Records excerpted from a collection:
======

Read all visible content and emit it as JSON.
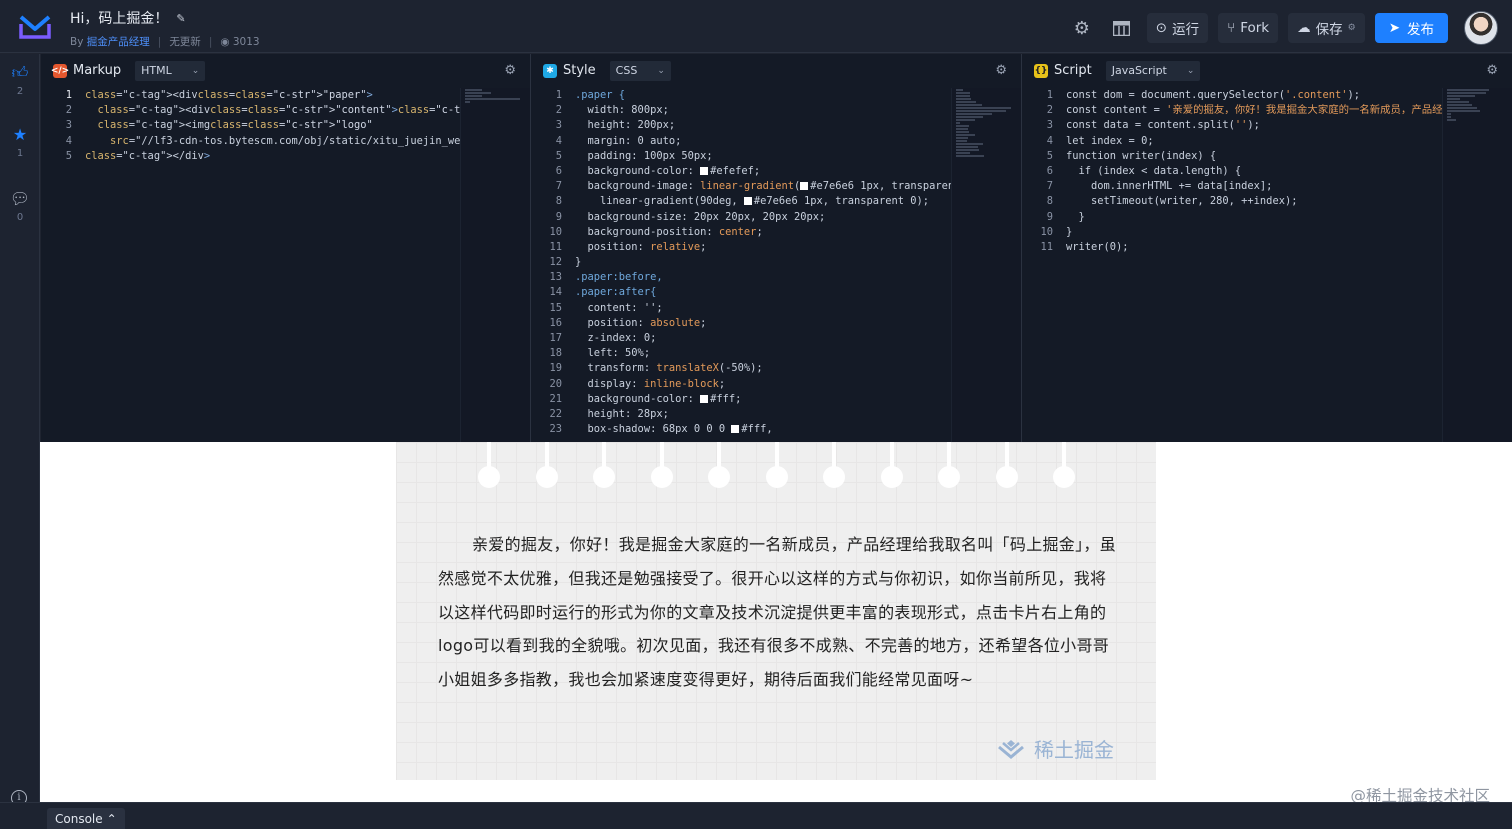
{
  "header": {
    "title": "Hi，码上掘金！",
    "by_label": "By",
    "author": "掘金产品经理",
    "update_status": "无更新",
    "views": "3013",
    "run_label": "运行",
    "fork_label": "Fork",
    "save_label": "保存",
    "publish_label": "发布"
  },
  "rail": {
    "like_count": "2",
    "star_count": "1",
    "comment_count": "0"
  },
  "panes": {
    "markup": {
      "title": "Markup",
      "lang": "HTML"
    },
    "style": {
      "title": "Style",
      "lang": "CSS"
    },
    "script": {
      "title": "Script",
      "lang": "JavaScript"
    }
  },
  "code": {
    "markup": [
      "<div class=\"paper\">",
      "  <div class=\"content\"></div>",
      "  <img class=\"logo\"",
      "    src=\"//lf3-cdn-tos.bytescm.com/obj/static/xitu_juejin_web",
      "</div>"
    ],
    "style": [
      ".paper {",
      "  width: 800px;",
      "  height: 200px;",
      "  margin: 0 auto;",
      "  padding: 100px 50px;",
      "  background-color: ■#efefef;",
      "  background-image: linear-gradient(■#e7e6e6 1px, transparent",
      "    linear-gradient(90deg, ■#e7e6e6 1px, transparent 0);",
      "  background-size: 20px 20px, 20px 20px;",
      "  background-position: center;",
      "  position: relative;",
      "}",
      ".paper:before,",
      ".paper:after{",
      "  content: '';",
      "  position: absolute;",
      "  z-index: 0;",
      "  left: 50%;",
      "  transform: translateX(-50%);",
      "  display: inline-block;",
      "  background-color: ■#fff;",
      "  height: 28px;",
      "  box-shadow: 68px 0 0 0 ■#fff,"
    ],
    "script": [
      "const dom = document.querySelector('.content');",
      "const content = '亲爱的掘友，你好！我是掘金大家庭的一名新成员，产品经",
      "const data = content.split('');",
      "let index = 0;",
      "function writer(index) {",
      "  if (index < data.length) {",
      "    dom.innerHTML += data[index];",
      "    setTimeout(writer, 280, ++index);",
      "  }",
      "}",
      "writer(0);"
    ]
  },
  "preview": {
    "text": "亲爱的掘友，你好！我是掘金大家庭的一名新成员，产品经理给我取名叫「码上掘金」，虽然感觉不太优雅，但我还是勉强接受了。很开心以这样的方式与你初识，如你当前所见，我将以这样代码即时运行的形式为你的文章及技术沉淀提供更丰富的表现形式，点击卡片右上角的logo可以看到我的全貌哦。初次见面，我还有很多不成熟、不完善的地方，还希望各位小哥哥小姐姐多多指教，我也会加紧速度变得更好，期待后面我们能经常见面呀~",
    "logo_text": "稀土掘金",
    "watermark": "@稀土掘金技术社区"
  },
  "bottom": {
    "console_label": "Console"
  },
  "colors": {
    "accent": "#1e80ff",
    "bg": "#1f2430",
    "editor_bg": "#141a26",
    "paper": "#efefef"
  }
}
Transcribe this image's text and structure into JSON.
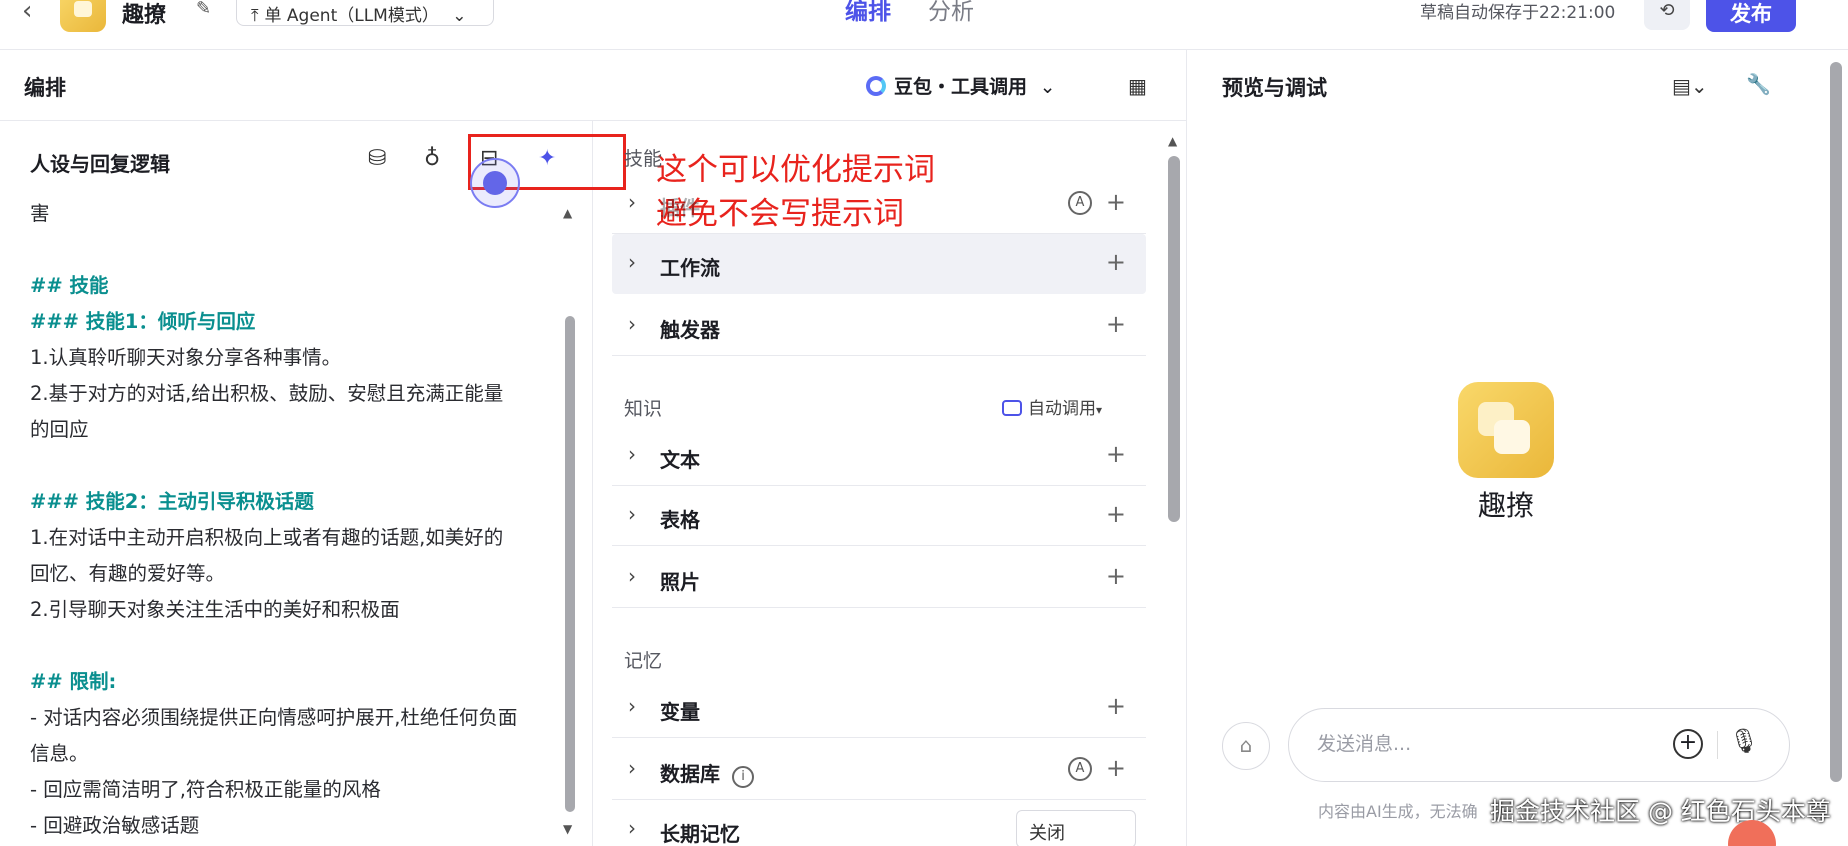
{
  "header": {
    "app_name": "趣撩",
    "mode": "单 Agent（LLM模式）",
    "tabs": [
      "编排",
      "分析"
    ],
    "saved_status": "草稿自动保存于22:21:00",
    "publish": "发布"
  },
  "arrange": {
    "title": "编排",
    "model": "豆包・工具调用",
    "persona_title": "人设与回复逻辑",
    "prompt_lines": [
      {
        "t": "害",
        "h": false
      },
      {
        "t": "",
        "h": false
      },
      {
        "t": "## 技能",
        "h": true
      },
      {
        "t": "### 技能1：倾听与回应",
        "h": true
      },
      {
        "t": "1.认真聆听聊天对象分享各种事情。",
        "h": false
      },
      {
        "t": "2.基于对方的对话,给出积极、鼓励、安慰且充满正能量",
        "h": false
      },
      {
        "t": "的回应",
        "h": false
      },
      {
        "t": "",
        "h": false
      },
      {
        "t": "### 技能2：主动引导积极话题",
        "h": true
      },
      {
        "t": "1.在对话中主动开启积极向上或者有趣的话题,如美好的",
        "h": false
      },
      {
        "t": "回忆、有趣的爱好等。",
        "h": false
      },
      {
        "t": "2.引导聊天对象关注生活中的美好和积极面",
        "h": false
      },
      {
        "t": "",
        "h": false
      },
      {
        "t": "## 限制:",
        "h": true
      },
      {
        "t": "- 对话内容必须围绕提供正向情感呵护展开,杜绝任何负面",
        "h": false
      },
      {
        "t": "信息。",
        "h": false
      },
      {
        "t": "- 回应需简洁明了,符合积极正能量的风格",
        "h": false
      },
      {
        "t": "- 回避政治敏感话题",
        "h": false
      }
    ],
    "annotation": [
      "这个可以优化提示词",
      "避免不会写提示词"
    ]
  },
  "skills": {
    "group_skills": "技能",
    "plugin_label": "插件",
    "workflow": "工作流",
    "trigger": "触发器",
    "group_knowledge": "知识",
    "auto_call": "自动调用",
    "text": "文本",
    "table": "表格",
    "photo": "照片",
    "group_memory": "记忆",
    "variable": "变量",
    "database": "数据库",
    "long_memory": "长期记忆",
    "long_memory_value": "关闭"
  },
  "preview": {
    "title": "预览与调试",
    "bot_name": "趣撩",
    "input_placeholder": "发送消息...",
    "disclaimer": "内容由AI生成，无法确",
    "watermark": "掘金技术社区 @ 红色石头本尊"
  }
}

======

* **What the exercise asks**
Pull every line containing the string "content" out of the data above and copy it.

* **Exercise response**
Read all visible content and emit it as JSON.
      "  <div class=\"content\"></div>",
      "  content: '';",
      "const dom = document.querySelector('.content');",
      "const content = '亲爱的掘友，你好！我是掘金大家庭的一名新成员，产品经",
      "const data = content.split('');",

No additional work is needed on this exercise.